- **Problem requirements**
Every entry must reappear in your answer exactly as written, though its pictures must not.
________
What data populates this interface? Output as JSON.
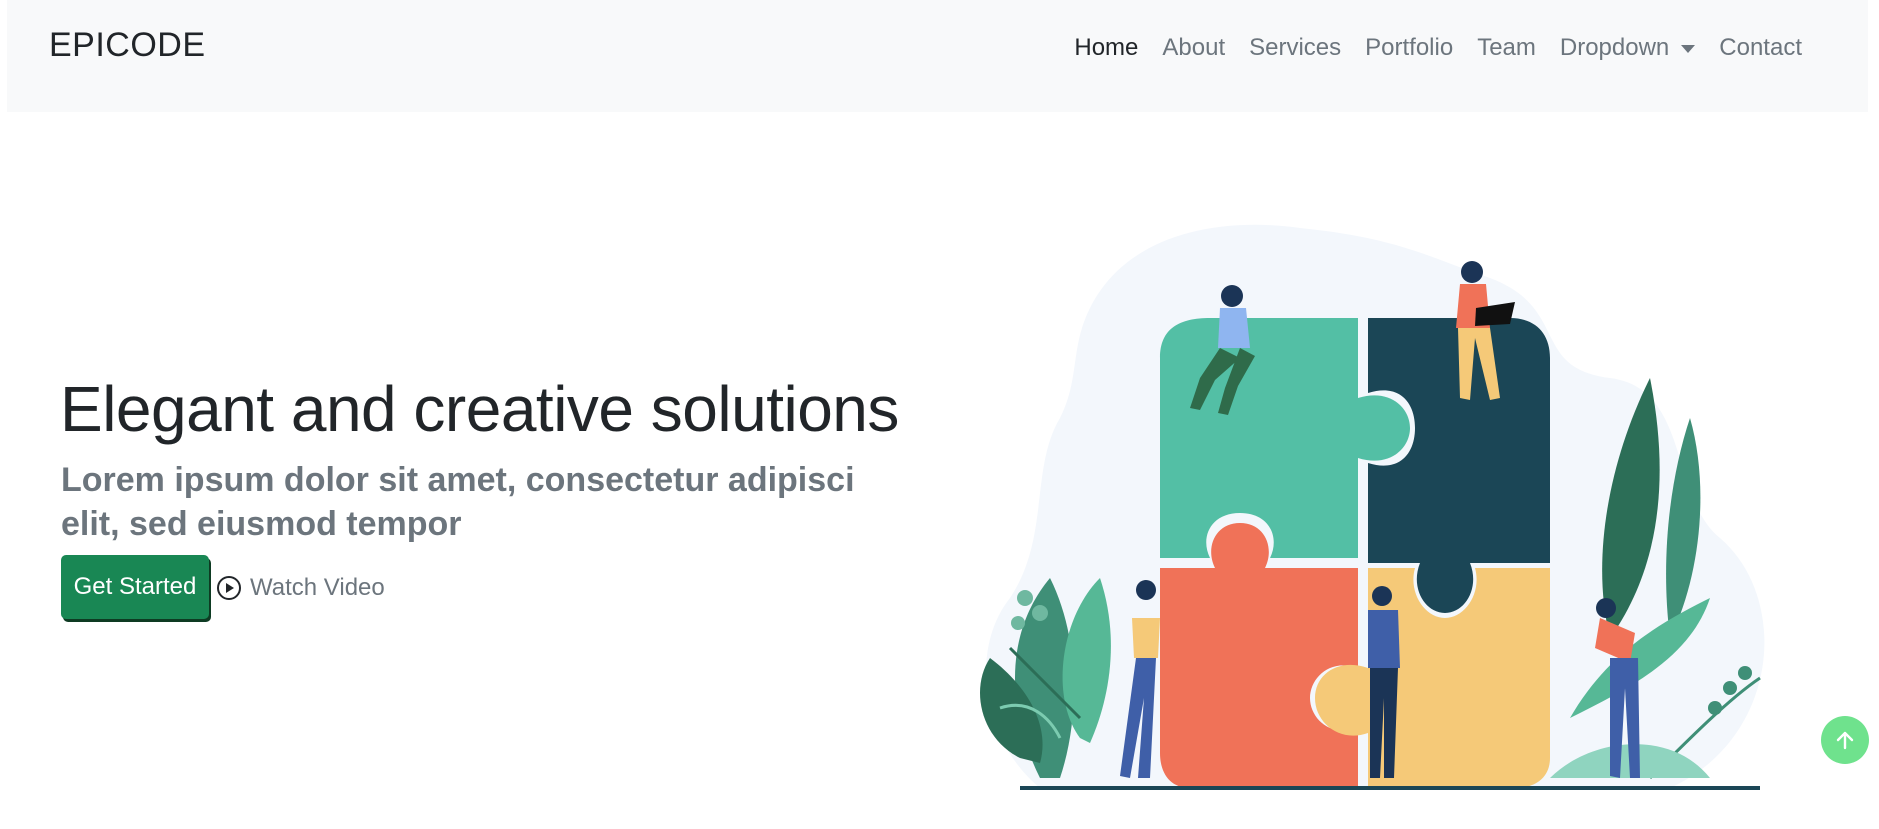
{
  "navbar": {
    "brand": "EPICODE",
    "items": [
      {
        "label": "Home",
        "active": true
      },
      {
        "label": "About"
      },
      {
        "label": "Services"
      },
      {
        "label": "Portfolio"
      },
      {
        "label": "Team"
      },
      {
        "label": "Dropdown",
        "has_caret": true
      },
      {
        "label": "Contact"
      }
    ]
  },
  "hero": {
    "title": "Elegant and creative solutions",
    "subtitle": "Lorem ipsum dolor sit amet, consectetur adipisci elit, sed eiusmod tempor",
    "primary_button": "Get Started",
    "video_link": "Watch Video"
  },
  "icons": {
    "play": "play-circle-icon",
    "back_to_top": "arrow-up-icon",
    "dropdown": "caret-down-icon"
  },
  "colors": {
    "navbar_bg": "#f8f9fa",
    "primary_button": "#198754",
    "muted_text": "#6c757d",
    "back_to_top": "#6fe28d"
  }
}
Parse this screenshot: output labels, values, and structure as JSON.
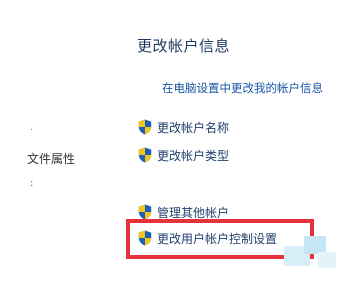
{
  "header": {
    "title": "更改帐户信息",
    "pc_settings_link": "在电脑设置中更改我的帐户信息"
  },
  "left_panel": {
    "frag1": "·",
    "frag2": "文件属性",
    "frag3": ":"
  },
  "tasks": [
    {
      "label": "更改帐户名称",
      "icon": "uac-shield-icon"
    },
    {
      "label": "更改帐户类型",
      "icon": "uac-shield-icon"
    },
    {
      "label": "管理其他帐户",
      "icon": "uac-shield-icon"
    },
    {
      "label": "更改用户帐户控制设置",
      "icon": "uac-shield-icon"
    }
  ],
  "colors": {
    "highlight": "#e5323c",
    "link": "#1a56a8",
    "shield_blue": "#1d5fb8",
    "shield_yellow": "#f2c41c"
  }
}
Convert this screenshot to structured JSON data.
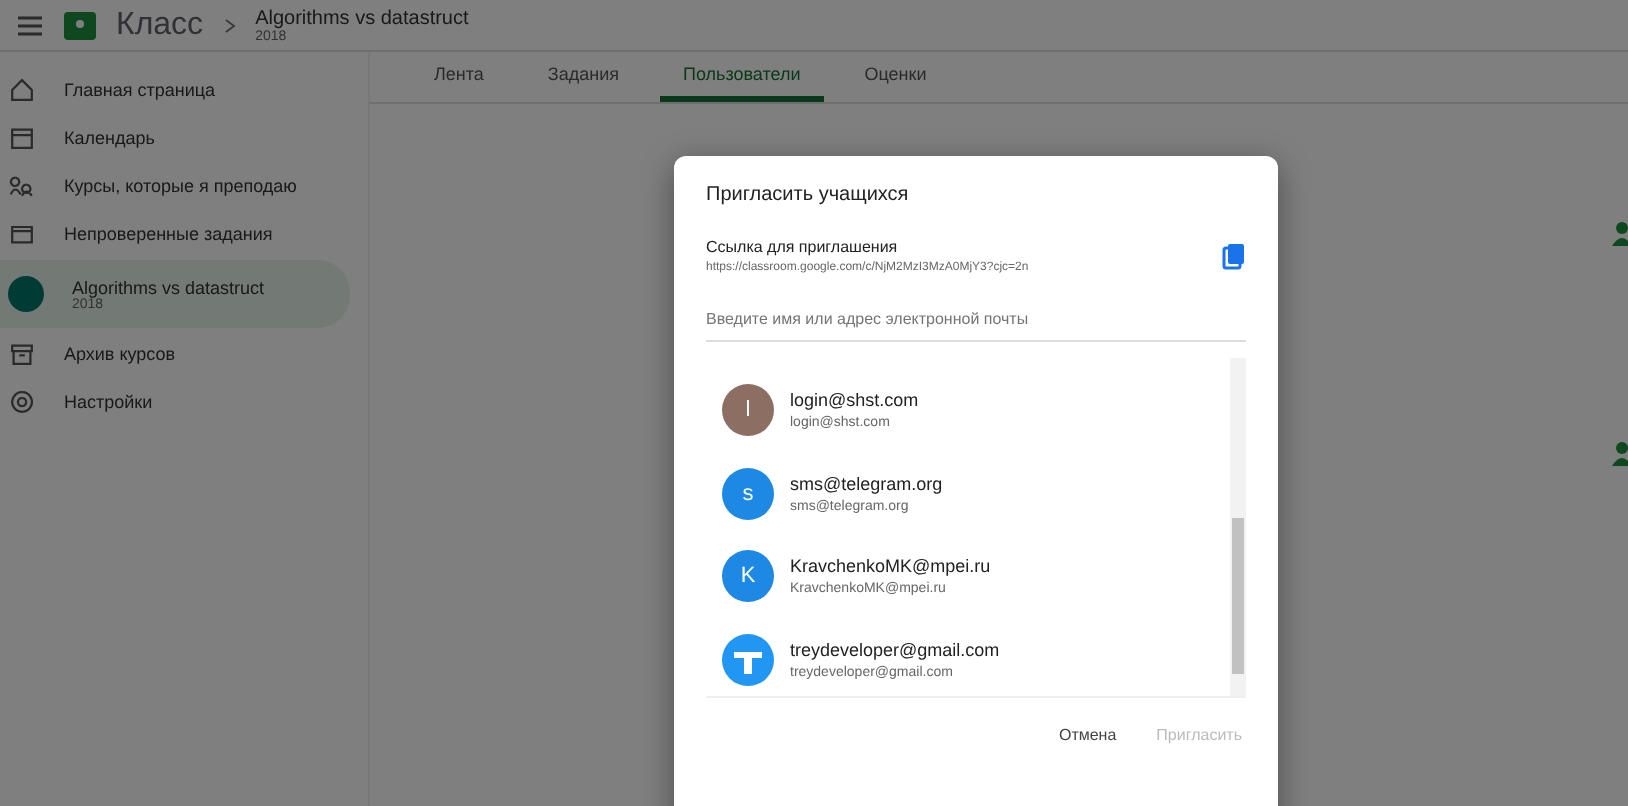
{
  "header": {
    "app_name": "Класс",
    "course_title": "Algorithms vs datastruct",
    "course_subtitle": "2018"
  },
  "sidebar": {
    "items": [
      {
        "kind": "home",
        "label": "Главная страница",
        "selected": false
      },
      {
        "kind": "calendar",
        "label": "Календарь",
        "selected": false
      },
      {
        "kind": "teach",
        "label": "Курсы, которые я преподаю",
        "selected": false
      },
      {
        "kind": "review",
        "label": "Непроверенные задания",
        "selected": false
      },
      {
        "kind": "course",
        "label": "Algorithms vs datastruct",
        "sublabel": "2018",
        "selected": true
      },
      {
        "kind": "archive",
        "label": "Архив курсов",
        "selected": false
      },
      {
        "kind": "settings",
        "label": "Настройки",
        "selected": false
      }
    ]
  },
  "tabs": [
    {
      "label": "Лента",
      "selected": false
    },
    {
      "label": "Задания",
      "selected": false
    },
    {
      "label": "Пользователи",
      "selected": true
    },
    {
      "label": "Оценки",
      "selected": false
    }
  ],
  "dialog": {
    "title": "Пригласить учащихся",
    "link_label": "Ссылка для приглашения",
    "link_url": "https://classroom.google.com/c/NjM2MzI3MzA0MjY3?cjc=2n",
    "search": {
      "placeholder": "Введите имя или адрес электронной почты"
    },
    "contacts": [
      {
        "kind": "letter",
        "initial": "l",
        "color": "#8d6e63",
        "name": "login@shst.com",
        "email": "login@shst.com"
      },
      {
        "kind": "letter",
        "initial": "s",
        "color": "#1e88e5",
        "name": "sms@telegram.org",
        "email": "sms@telegram.org"
      },
      {
        "kind": "letter",
        "initial": "K",
        "color": "#1e88e5",
        "name": "KravchenkoMK@mpei.ru",
        "email": "KravchenkoMK@mpei.ru"
      },
      {
        "kind": "logo",
        "color": "#2196f3",
        "name": "treydeveloper@gmail.com",
        "email": "treydeveloper@gmail.com"
      }
    ],
    "buttons": [
      {
        "label": "Отмена",
        "disabled": false
      },
      {
        "label": "Пригласить",
        "disabled": true
      }
    ]
  }
}
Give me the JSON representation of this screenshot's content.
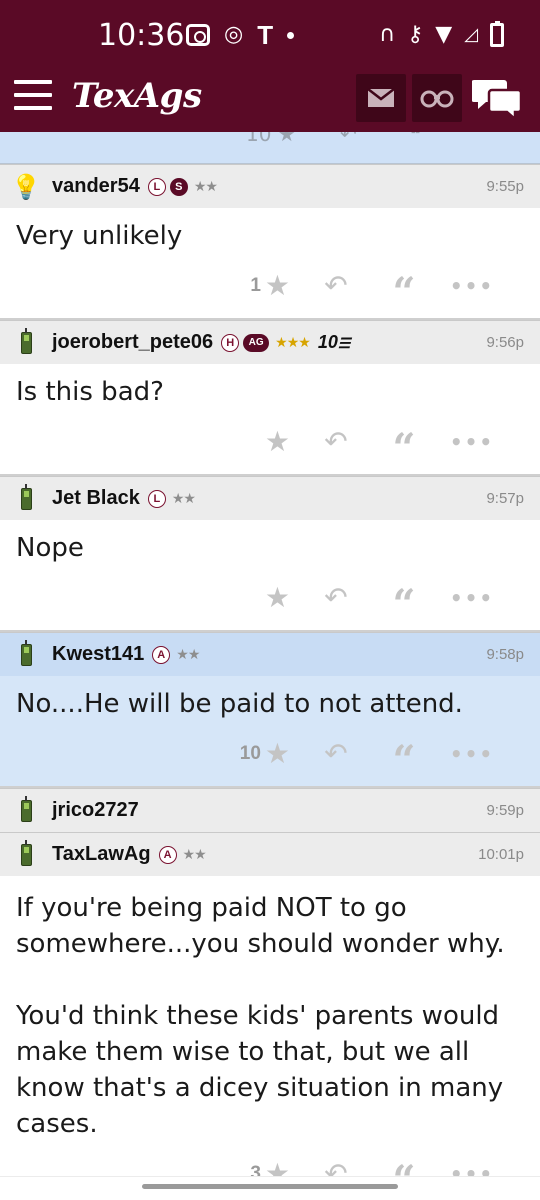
{
  "status_bar": {
    "time": "10:36",
    "carrier_letter": "T"
  },
  "header": {
    "logo": "TexAgs"
  },
  "posts": [
    {
      "avatar": "lightbulb-icon",
      "username": "vander54",
      "badges": [
        "L",
        "S"
      ],
      "stars": "★★",
      "time": "9:55p",
      "text": "Very unlikely",
      "likes": "1",
      "highlight": false
    },
    {
      "avatar": "phone-icon",
      "username": "joerobert_pete06",
      "badges": [
        "H",
        "AG"
      ],
      "stars": "★★★",
      "extra": "10",
      "time": "9:56p",
      "text": "Is this bad?",
      "likes": "",
      "highlight": false
    },
    {
      "avatar": "phone-icon",
      "username": "Jet Black",
      "badges": [
        "L"
      ],
      "stars": "★★",
      "time": "9:57p",
      "text": "Nope",
      "likes": "",
      "highlight": false
    },
    {
      "avatar": "phone-icon",
      "username": "Kwest141",
      "badges": [
        "A"
      ],
      "stars": "★★",
      "time": "9:58p",
      "text": "No....He will be paid to not attend.",
      "likes": "10",
      "highlight": true
    },
    {
      "avatar": "phone-icon",
      "username": "jrico2727",
      "badges": [],
      "stars": "",
      "time": "9:59p"
    },
    {
      "avatar": "phone-icon",
      "username": "TaxLawAg",
      "badges": [
        "A"
      ],
      "stars": "★★",
      "time": "10:01p",
      "text": "If you're being paid NOT to go somewhere...you should wonder why.\n\nYou'd think these kids' parents would make them wise to that, but we all know that's a dicey situation in many cases.",
      "likes": "3",
      "highlight": false
    }
  ],
  "action_icons": [
    "star-icon",
    "reply-icon",
    "quote-icon",
    "more-icon"
  ],
  "colors": {
    "header": "#5a0a26",
    "highlight": "#d6e6f8"
  }
}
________
- **Answer space**
What data populates this interface? Output as JSON.
{
  "navbar": {
    "brand": "EPICODE",
    "items": [
      {
        "label": "Home",
        "active": true
      },
      {
        "label": "About"
      },
      {
        "label": "Services"
      },
      {
        "label": "Portfolio"
      },
      {
        "label": "Team"
      },
      {
        "label": "Dropdown",
        "has_caret": true
      },
      {
        "label": "Contact"
      }
    ]
  },
  "hero": {
    "title": "Elegant and creative solutions",
    "subtitle": "Lorem ipsum dolor sit amet, consectetur adipisci elit, sed eiusmod tempor",
    "primary_button": "Get Started",
    "video_link": "Watch Video"
  },
  "icons": {
    "play": "play-circle-icon",
    "back_to_top": "arrow-up-icon",
    "dropdown": "caret-down-icon"
  },
  "colors": {
    "navbar_bg": "#f8f9fa",
    "primary_button": "#198754",
    "muted_text": "#6c757d",
    "back_to_top": "#6fe28d"
  }
}
Parse this screenshot: output labels, values, and structure as JSON.
{
  "header": {
    "title": "更改帐户信息",
    "pc_settings_link": "在电脑设置中更改我的帐户信息"
  },
  "left_panel": {
    "frag1": "·",
    "frag2": "文件属性",
    "frag3": ":"
  },
  "tasks": [
    {
      "label": "更改帐户名称",
      "icon": "uac-shield-icon"
    },
    {
      "label": "更改帐户类型",
      "icon": "uac-shield-icon"
    },
    {
      "label": "管理其他帐户",
      "icon": "uac-shield-icon"
    },
    {
      "label": "更改用户帐户控制设置",
      "icon": "uac-shield-icon"
    }
  ],
  "colors": {
    "highlight": "#e5323c",
    "link": "#1a56a8",
    "shield_blue": "#1d5fb8",
    "shield_yellow": "#f2c41c"
  }
}
Convert this screenshot to structured JSON data.
{
  "header": {
    "app_name": "Класс",
    "course_title": "Algorithms vs datastruct",
    "course_subtitle": "2018"
  },
  "sidebar": {
    "items": [
      {
        "kind": "home",
        "label": "Главная страница",
        "selected": false
      },
      {
        "kind": "calendar",
        "label": "Календарь",
        "selected": false
      },
      {
        "kind": "teach",
        "label": "Курсы, которые я преподаю",
        "selected": false
      },
      {
        "kind": "review",
        "label": "Непроверенные задания",
        "selected": false
      },
      {
        "kind": "course",
        "label": "Algorithms vs datastruct",
        "sublabel": "2018",
        "selected": true
      },
      {
        "kind": "archive",
        "label": "Архив курсов",
        "selected": false
      },
      {
        "kind": "settings",
        "label": "Настройки",
        "selected": false
      }
    ]
  },
  "tabs": [
    {
      "label": "Лента",
      "selected": false
    },
    {
      "label": "Задания",
      "selected": false
    },
    {
      "label": "Пользователи",
      "selected": true
    },
    {
      "label": "Оценки",
      "selected": false
    }
  ],
  "dialog": {
    "title": "Пригласить учащихся",
    "link_label": "Ссылка для приглашения",
    "link_url": "https://classroom.google.com/c/NjM2MzI3MzA0MjY3?cjc=2n",
    "search": {
      "placeholder": "Введите имя или адрес электронной почты"
    },
    "contacts": [
      {
        "kind": "letter",
        "initial": "l",
        "color": "#8d6e63",
        "name": "login@shst.com",
        "email": "login@shst.com"
      },
      {
        "kind": "letter",
        "initial": "s",
        "color": "#1e88e5",
        "name": "sms@telegram.org",
        "email": "sms@telegram.org"
      },
      {
        "kind": "letter",
        "initial": "K",
        "color": "#1e88e5",
        "name": "KravchenkoMK@mpei.ru",
        "email": "KravchenkoMK@mpei.ru"
      },
      {
        "kind": "logo",
        "color": "#2196f3",
        "name": "treydeveloper@gmail.com",
        "email": "treydeveloper@gmail.com"
      }
    ],
    "buttons": [
      {
        "label": "Отмена",
        "disabled": false
      },
      {
        "label": "Пригласить",
        "disabled": true
      }
    ]
  }
}
Give me the JSON representation of this screenshot's content.
{
  "status_bar": {
    "time": "10:36",
    "carrier_letter": "T"
  },
  "header": {
    "logo": "TexAgs"
  },
  "posts": [
    {
      "avatar": "lightbulb-icon",
      "username": "vander54",
      "badges": [
        "L",
        "S"
      ],
      "stars": "★★",
      "time": "9:55p",
      "text": "Very unlikely",
      "likes": "1",
      "highlight": false
    },
    {
      "avatar": "phone-icon",
      "username": "joerobert_pete06",
      "badges": [
        "H",
        "AG"
      ],
      "stars": "★★★",
      "extra": "10",
      "time": "9:56p",
      "text": "Is this bad?",
      "likes": "",
      "highlight": false
    },
    {
      "avatar": "phone-icon",
      "username": "Jet Black",
      "badges": [
        "L"
      ],
      "stars": "★★",
      "time": "9:57p",
      "text": "Nope",
      "likes": "",
      "highlight": false
    },
    {
      "avatar": "phone-icon",
      "username": "Kwest141",
      "badges": [
        "A"
      ],
      "stars": "★★",
      "time": "9:58p",
      "text": "No....He will be paid to not attend.",
      "likes": "10",
      "highlight": true
    },
    {
      "avatar": "phone-icon",
      "username": "jrico2727",
      "badges": [],
      "stars": "",
      "time": "9:59p"
    },
    {
      "avatar": "phone-icon",
      "username": "TaxLawAg",
      "badges": [
        "A"
      ],
      "stars": "★★",
      "time": "10:01p",
      "text": "If you're being paid NOT to go somewhere...you should wonder why.\n\nYou'd think these kids' parents would make them wise to that, but we all know that's a dicey situation in many cases.",
      "likes": "3",
      "highlight": false
    }
  ],
  "action_icons": [
    "star-icon",
    "reply-icon",
    "quote-icon",
    "more-icon"
  ],
  "colors": {
    "header": "#5a0a26",
    "highlight": "#d6e6f8"
  }
}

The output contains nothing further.